-- What you should do --
A word-for-word restatement of the data is what is needed.

━━━ Task data

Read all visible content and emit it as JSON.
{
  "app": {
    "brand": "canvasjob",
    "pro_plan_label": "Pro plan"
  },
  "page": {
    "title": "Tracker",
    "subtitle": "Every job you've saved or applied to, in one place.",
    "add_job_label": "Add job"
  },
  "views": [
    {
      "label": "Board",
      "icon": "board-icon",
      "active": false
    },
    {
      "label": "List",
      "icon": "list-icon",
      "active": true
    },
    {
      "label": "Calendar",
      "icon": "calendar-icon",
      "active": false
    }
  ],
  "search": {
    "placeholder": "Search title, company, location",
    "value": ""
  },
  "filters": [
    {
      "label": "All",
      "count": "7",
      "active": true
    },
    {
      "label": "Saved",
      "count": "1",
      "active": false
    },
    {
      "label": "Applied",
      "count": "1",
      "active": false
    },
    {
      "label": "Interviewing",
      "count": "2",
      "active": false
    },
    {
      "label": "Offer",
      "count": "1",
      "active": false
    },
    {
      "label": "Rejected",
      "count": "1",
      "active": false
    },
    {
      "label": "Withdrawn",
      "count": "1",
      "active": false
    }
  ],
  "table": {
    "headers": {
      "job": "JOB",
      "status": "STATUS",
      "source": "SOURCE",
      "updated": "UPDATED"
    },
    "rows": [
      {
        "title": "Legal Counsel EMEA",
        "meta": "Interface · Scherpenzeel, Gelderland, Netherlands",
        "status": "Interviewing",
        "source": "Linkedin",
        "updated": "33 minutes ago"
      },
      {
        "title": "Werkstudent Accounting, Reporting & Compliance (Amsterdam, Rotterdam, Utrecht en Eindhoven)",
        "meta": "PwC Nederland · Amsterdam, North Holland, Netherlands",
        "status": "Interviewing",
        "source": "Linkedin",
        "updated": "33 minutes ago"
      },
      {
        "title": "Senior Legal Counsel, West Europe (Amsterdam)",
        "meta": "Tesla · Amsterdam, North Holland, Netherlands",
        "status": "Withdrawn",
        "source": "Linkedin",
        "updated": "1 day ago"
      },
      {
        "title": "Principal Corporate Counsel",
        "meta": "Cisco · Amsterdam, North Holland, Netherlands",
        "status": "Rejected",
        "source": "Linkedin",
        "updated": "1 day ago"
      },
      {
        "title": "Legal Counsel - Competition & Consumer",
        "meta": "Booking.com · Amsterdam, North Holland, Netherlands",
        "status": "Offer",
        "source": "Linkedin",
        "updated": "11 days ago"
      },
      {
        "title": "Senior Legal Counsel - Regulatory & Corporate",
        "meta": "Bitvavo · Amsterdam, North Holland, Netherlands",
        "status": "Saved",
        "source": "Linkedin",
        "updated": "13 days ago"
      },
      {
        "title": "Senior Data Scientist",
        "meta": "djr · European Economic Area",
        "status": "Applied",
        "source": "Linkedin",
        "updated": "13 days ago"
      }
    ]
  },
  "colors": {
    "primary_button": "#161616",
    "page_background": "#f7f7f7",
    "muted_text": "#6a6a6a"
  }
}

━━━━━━

-- Answer space --
Read all visible content and emit it as JSON.
{
  "app": {
    "brand": "canvasjob",
    "pro_plan_label": "Pro plan"
  },
  "page": {
    "title": "Tracker",
    "subtitle": "Every job you've saved or applied to, in one place.",
    "add_job_label": "Add job"
  },
  "views": [
    {
      "label": "Board",
      "icon": "board-icon",
      "active": false
    },
    {
      "label": "List",
      "icon": "list-icon",
      "active": true
    },
    {
      "label": "Calendar",
      "icon": "calendar-icon",
      "active": false
    }
  ],
  "search": {
    "placeholder": "Search title, company, location",
    "value": ""
  },
  "filters": [
    {
      "label": "All",
      "count": "7",
      "active": true
    },
    {
      "label": "Saved",
      "count": "1",
      "active": false
    },
    {
      "label": "Applied",
      "count": "1",
      "active": false
    },
    {
      "label": "Interviewing",
      "count": "2",
      "active": false
    },
    {
      "label": "Offer",
      "count": "1",
      "active": false
    },
    {
      "label": "Rejected",
      "count": "1",
      "active": false
    },
    {
      "label": "Withdrawn",
      "count": "1",
      "active": false
    }
  ],
  "table": {
    "headers": {
      "job": "JOB",
      "status": "STATUS",
      "source": "SOURCE",
      "updated": "UPDATED"
    },
    "rows": [
      {
        "title": "Legal Counsel EMEA",
        "meta": "Interface · Scherpenzeel, Gelderland, Netherlands",
        "status": "Interviewing",
        "source": "Linkedin",
        "updated": "33 minutes ago"
      },
      {
        "title": "Werkstudent Accounting, Reporting & Compliance (Amsterdam, Rotterdam, Utrecht en Eindhoven)",
        "meta": "PwC Nederland · Amsterdam, North Holland, Netherlands",
        "status": "Interviewing",
        "source": "Linkedin",
        "updated": "33 minutes ago"
      },
      {
        "title": "Senior Legal Counsel, West Europe (Amsterdam)",
        "meta": "Tesla · Amsterdam, North Holland, Netherlands",
        "status": "Withdrawn",
        "source": "Linkedin",
        "updated": "1 day ago"
      },
      {
        "title": "Principal Corporate Counsel",
        "meta": "Cisco · Amsterdam, North Holland, Netherlands",
        "status": "Rejected",
        "source": "Linkedin",
        "updated": "1 day ago"
      },
      {
        "title": "Legal Counsel - Competition & Consumer",
        "meta": "Booking.com · Amsterdam, North Holland, Netherlands",
        "status": "Offer",
        "source": "Linkedin",
        "updated": "11 days ago"
      },
      {
        "title": "Senior Legal Counsel - Regulatory & Corporate",
        "meta": "Bitvavo · Amsterdam, North Holland, Netherlands",
        "status": "Saved",
        "source": "Linkedin",
        "updated": "13 days ago"
      },
      {
        "title": "Senior Data Scientist",
        "meta": "djr · European Economic Area",
        "status": "Applied",
        "source": "Linkedin",
        "updated": "13 days ago"
      }
    ]
  },
  "colors": {
    "primary_button": "#161616",
    "page_background": "#f7f7f7",
    "muted_text": "#6a6a6a"
  }
}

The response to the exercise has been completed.